Emotional Freedom Technique
By Lynn Buske: dedicated mother, sustainability enthusiast, avid writer, and body/mind/spirit wellness educator through BaredFeet – a longterm project, now turning non-profit, through which she offers yoga classes, dance and movement education, arts as wellness, and information on pure eating, mental health, and spiritual wholeness.
You slip and fall on the ice . . . and break your arm. Walking on the ice is never the same again. Each winter you approach the outdoors with apprehension and a sincere dislike for icy weather. You previously never noticed how much there was and how slippery it was. Perhaps even seasonal depression touches you each winter. And your arm? Well you are cautious with it, it never seemed to return to the way it was, even though x-rays showed that it healed, and that leaves you frustrated and in pain. This is an example of how one traumatic negative experience impacts your emotions and belief system, which impacts your future everyday life in unpleasant ways.
Enter Emotional Freedom Technique (EFT). Combining tapping on acupressure points, meditation, and cognitive awareness, EFT is an approach to healing that gently considers the physical, emotional, mental, and spiritual impacts of negative experiences. The basis of it:
Positive healthy energy in the body flows freely. Every cell of our body functions optimally when blood, oxygen, and neurons move fluidly.
Negative emotions are emotions we try to protect ourselves from: pain, anger, grief, resentment, etc. “The cause of all negative emotions is a disruption in the body’s energy system,” explains founder Gary Craig. When traumatic things happen, from an argument to a loss of a child, the flow of our body’s energy is disrupted. Those disruptions remain—the imbalance and lack of flow causing the symptoms we have. At this point new, negative beliefs have been formed that impact our view of the world.
EFT gently brings your conscious awareness to the blockage—tapping proper flow into the negative memories and symptoms. When all positivity has been restored, the issue dissolves.
This is similar to meditation. The practice of meditation tells us that being present, aware, and unreactive to a negative experience or memory can release it. However, EFT has been found to be more potent and successful than meditation, and the reason for this lies in how it connects the energy pathways of our body to our brain’s conscious thought. All energy flow is information: “I lift my arm,” “I see ice,” “I am falling,” and “Ouch.” In a traumatic event our information system is overloaded with all of our mental, emotional, physical, and spiritual responses—past and present. We cannot process the entire event, nor do we want to. EFT brings awareness to those channels where we have the time, security, and distance to process them. That distance and gentleness makes it more accessible and easier for the non-Buddhist monk to open up to.
EFT was developed by Gary Craig in response to more complicated meridian tapping research. He first started working with clients on it in 1995. The majority of his first successes came from working with war veterans with post-traumatic stress disorder. In 2000, he released a manual for anyone to access, learn, and use. This release has generated endless success in many different applications.

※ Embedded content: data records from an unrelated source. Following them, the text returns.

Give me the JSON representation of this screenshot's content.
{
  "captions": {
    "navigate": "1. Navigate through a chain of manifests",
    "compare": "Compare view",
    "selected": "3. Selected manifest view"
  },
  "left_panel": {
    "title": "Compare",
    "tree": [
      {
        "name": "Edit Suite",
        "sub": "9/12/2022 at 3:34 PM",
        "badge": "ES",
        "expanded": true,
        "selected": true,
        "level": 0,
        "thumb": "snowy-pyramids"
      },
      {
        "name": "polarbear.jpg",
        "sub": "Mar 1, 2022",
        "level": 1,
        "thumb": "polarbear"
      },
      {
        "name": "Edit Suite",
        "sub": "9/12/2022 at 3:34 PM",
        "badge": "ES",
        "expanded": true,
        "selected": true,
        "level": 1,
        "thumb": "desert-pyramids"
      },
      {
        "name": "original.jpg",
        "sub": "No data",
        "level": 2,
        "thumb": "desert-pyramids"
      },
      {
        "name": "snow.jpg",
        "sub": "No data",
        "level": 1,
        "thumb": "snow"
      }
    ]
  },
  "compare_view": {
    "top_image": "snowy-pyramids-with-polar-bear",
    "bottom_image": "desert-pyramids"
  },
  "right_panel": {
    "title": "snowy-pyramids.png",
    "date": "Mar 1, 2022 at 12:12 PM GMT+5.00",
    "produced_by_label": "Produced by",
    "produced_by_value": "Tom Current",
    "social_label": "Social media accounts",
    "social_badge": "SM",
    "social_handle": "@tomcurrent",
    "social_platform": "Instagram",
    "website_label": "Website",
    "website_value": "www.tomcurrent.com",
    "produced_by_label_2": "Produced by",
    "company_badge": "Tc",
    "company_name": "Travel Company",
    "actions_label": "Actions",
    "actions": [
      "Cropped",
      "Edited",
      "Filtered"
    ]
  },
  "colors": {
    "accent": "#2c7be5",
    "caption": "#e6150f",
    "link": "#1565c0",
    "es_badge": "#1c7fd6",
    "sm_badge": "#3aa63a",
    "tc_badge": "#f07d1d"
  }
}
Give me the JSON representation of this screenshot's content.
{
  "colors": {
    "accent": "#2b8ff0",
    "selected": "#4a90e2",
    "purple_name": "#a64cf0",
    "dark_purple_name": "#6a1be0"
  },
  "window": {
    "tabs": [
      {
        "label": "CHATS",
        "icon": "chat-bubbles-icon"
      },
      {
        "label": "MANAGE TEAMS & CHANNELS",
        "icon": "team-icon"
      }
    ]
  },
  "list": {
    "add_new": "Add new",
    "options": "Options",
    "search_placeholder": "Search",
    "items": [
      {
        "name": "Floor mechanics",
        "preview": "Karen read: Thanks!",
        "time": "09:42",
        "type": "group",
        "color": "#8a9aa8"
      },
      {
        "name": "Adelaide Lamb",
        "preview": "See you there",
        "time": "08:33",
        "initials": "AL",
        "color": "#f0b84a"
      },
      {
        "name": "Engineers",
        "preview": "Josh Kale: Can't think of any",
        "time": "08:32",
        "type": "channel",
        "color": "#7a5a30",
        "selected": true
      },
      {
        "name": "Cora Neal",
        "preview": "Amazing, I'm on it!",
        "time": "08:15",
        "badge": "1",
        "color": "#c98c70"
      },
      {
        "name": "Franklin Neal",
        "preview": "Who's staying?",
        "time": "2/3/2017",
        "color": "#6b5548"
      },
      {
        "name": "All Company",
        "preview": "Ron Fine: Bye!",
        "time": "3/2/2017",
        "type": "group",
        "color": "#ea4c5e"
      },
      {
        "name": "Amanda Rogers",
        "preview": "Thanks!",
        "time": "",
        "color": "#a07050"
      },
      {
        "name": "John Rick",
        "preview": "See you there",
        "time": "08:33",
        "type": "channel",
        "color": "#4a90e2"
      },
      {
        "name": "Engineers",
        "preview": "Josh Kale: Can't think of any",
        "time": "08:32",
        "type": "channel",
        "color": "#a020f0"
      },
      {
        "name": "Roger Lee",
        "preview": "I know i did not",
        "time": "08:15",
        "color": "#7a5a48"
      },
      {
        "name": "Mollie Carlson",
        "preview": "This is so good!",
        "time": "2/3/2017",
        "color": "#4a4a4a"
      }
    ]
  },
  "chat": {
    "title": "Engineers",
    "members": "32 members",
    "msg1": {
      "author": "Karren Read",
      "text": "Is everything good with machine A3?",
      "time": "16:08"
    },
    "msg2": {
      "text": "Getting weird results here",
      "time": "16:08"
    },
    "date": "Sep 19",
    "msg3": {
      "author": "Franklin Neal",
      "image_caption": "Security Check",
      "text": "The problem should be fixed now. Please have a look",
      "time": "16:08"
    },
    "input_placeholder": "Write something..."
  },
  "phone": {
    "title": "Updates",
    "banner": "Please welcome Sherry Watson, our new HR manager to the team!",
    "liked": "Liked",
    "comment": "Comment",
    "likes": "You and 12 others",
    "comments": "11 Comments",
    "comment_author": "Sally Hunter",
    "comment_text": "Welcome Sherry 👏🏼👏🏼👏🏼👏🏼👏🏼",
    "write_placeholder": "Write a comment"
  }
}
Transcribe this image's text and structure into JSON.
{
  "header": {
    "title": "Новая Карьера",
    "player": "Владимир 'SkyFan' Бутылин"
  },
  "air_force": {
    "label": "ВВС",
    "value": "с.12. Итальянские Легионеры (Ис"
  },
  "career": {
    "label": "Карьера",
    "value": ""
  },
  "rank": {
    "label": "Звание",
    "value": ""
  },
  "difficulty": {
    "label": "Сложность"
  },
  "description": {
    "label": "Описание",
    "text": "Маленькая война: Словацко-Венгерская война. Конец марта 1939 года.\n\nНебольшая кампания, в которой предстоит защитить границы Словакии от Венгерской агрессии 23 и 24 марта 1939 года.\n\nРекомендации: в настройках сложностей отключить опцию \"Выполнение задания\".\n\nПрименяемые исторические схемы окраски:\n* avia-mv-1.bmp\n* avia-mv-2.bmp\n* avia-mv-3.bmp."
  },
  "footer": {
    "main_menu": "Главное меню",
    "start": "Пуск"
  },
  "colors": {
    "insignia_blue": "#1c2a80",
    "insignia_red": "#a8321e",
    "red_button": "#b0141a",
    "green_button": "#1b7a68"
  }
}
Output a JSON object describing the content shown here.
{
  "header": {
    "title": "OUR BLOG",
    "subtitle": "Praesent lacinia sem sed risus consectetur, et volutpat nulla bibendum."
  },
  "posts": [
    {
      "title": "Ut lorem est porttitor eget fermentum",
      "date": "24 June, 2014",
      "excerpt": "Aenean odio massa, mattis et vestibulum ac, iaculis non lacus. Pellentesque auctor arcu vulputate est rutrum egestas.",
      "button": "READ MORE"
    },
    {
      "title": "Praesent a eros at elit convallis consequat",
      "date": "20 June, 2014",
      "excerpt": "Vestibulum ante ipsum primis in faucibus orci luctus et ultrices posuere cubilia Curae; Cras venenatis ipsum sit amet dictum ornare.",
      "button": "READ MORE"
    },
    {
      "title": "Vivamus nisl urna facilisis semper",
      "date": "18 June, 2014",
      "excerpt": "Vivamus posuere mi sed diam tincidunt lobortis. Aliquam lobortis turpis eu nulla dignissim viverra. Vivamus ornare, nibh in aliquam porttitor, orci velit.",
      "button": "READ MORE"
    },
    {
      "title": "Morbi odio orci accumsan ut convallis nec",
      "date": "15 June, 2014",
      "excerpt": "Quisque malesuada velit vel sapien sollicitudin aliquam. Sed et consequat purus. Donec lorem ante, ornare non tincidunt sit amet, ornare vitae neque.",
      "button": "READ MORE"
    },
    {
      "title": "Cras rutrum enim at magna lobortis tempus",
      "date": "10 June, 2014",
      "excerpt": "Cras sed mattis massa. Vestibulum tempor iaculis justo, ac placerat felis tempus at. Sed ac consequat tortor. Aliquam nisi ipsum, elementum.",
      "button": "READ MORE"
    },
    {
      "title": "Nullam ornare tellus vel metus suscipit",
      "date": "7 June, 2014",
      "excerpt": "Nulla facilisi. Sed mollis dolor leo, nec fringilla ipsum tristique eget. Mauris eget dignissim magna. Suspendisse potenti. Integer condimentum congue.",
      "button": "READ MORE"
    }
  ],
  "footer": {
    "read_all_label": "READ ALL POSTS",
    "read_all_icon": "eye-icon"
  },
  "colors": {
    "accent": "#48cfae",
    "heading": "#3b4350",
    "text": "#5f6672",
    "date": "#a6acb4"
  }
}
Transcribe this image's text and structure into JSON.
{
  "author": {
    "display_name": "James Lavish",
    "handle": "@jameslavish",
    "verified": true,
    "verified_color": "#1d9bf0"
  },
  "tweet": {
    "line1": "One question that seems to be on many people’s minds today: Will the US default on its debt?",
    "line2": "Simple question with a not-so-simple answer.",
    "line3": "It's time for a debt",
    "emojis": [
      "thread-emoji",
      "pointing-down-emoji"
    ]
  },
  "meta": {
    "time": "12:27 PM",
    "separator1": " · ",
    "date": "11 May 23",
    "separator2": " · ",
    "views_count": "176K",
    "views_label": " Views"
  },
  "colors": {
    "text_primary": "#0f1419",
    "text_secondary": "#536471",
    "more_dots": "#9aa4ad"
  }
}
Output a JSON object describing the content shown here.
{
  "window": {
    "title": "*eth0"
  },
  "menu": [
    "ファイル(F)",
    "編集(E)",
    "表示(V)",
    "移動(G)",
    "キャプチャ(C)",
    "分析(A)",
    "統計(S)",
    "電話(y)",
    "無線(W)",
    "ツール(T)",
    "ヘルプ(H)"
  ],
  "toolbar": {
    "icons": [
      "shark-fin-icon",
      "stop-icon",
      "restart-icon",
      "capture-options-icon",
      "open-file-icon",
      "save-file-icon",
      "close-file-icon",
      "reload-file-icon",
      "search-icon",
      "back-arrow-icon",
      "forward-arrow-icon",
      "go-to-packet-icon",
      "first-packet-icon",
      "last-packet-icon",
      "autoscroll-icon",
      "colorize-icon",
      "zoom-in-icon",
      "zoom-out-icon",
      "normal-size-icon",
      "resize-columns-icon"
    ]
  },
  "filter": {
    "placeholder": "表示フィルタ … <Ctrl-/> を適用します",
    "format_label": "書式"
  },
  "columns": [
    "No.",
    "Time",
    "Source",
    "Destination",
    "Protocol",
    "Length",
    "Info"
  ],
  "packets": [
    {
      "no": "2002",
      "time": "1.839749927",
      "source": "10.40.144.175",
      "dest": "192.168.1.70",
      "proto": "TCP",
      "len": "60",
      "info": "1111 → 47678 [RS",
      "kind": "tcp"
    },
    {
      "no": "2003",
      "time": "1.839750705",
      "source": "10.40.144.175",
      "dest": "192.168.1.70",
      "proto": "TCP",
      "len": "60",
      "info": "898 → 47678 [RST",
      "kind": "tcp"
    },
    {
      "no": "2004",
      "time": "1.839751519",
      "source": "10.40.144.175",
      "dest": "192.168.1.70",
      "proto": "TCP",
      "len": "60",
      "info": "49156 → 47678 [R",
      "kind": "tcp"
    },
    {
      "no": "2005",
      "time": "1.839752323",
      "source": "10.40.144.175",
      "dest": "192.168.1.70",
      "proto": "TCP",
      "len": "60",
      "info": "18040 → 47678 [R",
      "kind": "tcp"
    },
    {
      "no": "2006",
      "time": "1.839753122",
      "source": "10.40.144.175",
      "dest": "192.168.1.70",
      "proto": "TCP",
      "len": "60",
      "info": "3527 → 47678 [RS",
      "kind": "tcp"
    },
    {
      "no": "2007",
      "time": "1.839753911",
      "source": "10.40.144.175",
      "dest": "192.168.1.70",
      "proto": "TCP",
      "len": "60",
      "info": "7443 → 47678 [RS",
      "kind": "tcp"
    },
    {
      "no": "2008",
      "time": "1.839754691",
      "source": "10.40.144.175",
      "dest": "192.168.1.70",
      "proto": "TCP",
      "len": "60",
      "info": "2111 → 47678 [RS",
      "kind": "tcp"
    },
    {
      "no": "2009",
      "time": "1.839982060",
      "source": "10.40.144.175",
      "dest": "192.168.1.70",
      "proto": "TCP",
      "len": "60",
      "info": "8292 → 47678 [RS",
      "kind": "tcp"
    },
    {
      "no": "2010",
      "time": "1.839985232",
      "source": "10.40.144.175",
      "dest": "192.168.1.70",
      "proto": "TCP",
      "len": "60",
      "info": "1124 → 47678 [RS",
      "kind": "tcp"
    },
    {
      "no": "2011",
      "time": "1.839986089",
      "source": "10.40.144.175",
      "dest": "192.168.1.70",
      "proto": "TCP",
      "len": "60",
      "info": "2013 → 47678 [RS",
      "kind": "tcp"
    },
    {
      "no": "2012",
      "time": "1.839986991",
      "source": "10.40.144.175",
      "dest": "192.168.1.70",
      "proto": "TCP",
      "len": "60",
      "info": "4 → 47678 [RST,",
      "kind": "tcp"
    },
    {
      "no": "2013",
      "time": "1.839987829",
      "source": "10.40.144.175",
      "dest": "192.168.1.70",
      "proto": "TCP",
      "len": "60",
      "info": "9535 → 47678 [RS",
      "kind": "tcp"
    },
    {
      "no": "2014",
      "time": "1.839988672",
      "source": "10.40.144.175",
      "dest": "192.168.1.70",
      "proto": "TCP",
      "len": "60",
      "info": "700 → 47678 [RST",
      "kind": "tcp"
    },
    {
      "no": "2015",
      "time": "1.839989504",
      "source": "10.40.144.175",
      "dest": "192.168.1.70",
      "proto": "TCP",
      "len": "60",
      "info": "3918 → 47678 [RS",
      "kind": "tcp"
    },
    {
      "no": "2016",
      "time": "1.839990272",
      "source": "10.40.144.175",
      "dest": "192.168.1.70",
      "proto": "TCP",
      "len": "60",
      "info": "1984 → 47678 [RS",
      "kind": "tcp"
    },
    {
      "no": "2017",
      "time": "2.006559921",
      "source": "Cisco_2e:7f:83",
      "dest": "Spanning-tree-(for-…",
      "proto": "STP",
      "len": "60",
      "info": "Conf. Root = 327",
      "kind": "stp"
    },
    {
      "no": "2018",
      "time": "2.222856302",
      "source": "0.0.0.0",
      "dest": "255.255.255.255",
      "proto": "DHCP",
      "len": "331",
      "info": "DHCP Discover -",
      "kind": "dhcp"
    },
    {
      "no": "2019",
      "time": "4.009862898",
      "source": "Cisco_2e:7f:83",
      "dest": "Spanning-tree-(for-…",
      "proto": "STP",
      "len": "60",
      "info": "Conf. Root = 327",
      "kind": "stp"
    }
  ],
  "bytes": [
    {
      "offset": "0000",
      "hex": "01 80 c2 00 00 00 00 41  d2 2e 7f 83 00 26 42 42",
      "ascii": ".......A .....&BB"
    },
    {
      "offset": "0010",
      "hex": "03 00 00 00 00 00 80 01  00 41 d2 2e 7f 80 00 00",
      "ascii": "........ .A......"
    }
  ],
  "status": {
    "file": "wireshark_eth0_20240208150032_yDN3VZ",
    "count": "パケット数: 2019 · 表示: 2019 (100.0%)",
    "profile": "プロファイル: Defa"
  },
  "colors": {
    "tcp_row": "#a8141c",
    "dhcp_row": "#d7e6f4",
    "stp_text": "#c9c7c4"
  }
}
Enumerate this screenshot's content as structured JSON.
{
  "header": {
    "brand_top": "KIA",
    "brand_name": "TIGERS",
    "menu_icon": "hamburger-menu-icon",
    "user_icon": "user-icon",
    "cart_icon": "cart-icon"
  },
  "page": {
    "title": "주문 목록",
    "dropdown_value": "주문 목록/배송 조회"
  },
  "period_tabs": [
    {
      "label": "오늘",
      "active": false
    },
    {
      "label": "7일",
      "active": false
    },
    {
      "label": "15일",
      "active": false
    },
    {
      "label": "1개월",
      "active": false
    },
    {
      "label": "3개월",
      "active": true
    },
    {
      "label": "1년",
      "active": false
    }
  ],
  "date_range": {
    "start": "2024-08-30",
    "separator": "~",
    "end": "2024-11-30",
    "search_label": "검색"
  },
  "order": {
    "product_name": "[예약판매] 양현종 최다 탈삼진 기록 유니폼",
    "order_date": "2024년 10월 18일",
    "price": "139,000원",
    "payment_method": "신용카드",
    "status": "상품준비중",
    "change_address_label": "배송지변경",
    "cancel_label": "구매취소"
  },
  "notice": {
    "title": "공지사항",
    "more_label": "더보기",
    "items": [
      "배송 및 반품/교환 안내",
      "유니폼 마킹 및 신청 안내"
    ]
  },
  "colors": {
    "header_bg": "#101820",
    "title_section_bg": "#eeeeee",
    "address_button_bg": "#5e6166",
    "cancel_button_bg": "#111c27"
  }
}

People have used it on: broken limbs, cancer, Alzheimer’s, depression, autoimmune disease, anxiety, headaches, anger, grief, belief patterns, as well as “surrogate” tapping on children, animals, loved ones, and even cars that won’t start.
It is 100 percent safe. Applying EFT to extremely painful, complicated diseases and memories should be done with an experienced practitioner (to prevent “re-living” the experience, to provide support, and to assist in unraveling all the layers), but when done on simple daily negative experiences, it can be preventative and bring about a general state of positivity and flow.
Stay tuned for an upcoming article teaching you how to use EFT for yourself and your family, and where you can find local practitioners.